Constant Nieuwenhuys-Après nous la liberté, 1949

Après nous la Liberté

x 107,0cm
oil paint
Collection Tate Modern London, UK

This work was painted in Amsterdam and its original title was ‘A Nous la Liberté'. In a letter to the compiler dated 6 February 1988 Constant recalled the ‘general mood' from which the painting emerged and explained why the title was later changed:

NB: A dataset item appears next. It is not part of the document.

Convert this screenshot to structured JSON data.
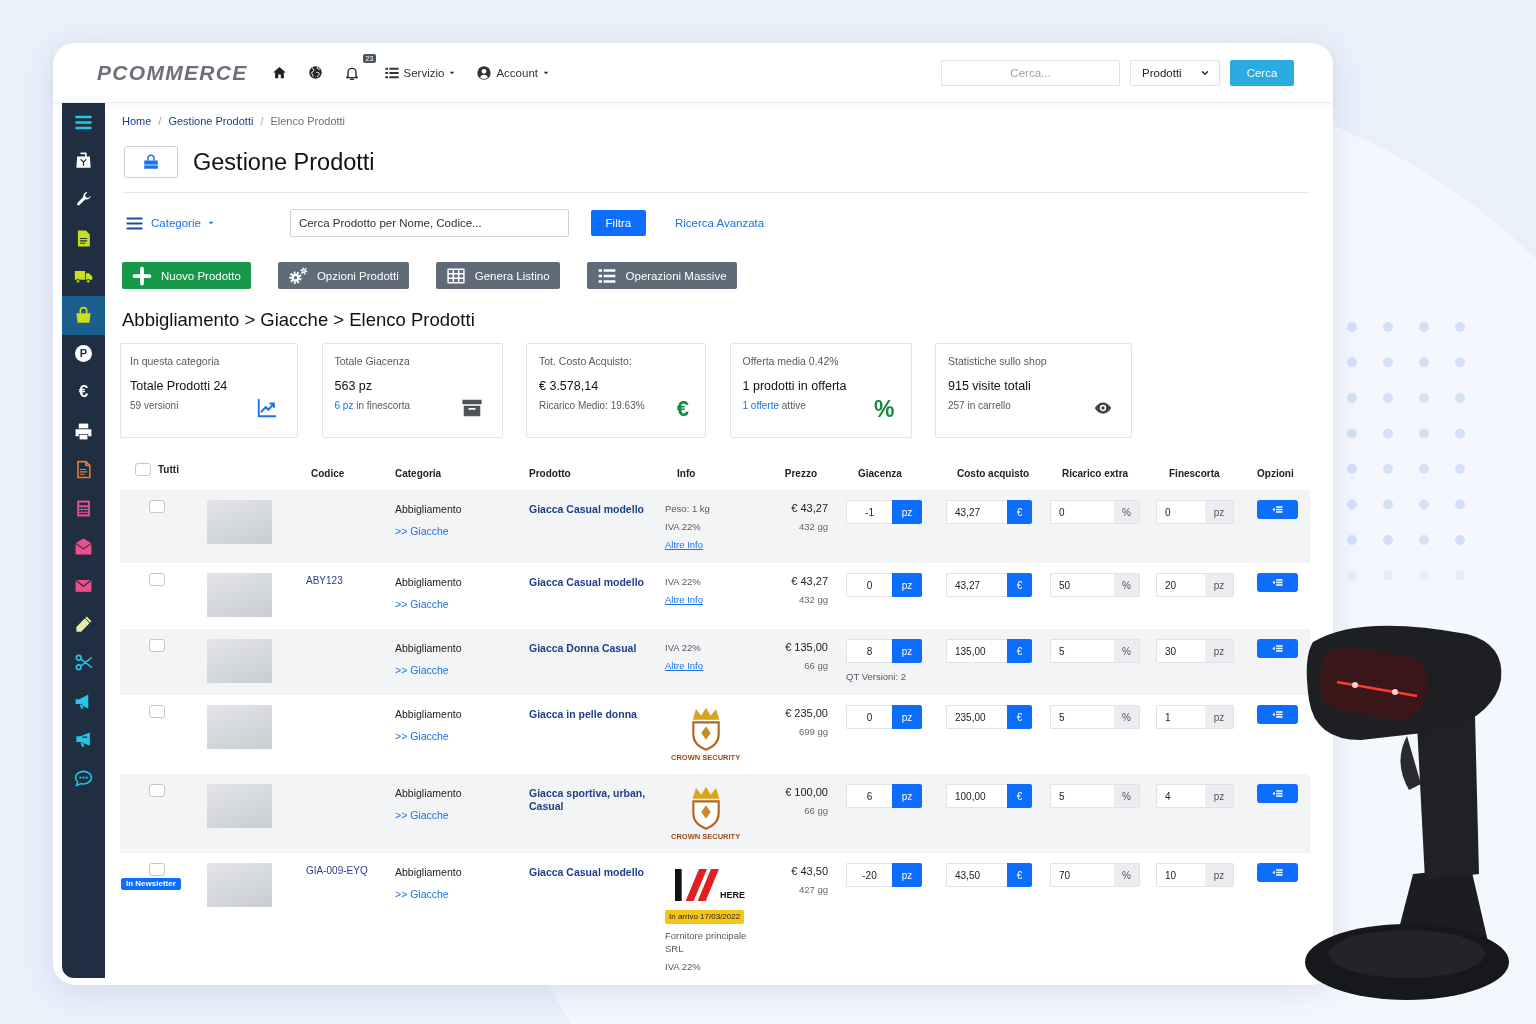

After the five years of the German Occupation, during which hardly any work of other painters was to be seen, the Rijksmuseum in Amsterdam organised a large show of contemporary Dutch art, entitled ‘Kunst in vryheid' (Art in freedom). This exhibition was a deception by the lack of any creative freedom - the worst kind of academicism. Shortly after (in 1946) I met Asger Jorn in Paris, who appeared to be a related mind. Our friendship would lead, 2 years later, to the foundation of Cobra. The title of this painting was originally ‘A Nous la Liberté' opposing the false ‘freedom' of the above mentioned exhibition (and what followed after). A few years later, Cobra had fallen apart and many of its former members were classified in museums as ‘experimentals', forming a new ‘style' contradictory to the real aims of the movment - My disappointment about this development led me to change the title to ‘Après Nous la Liberté'. I changed the title to express my doubts about the possibility of ‘free art' in an unfree society, and, at the same time, my hopes for the freedom all men are longing for. *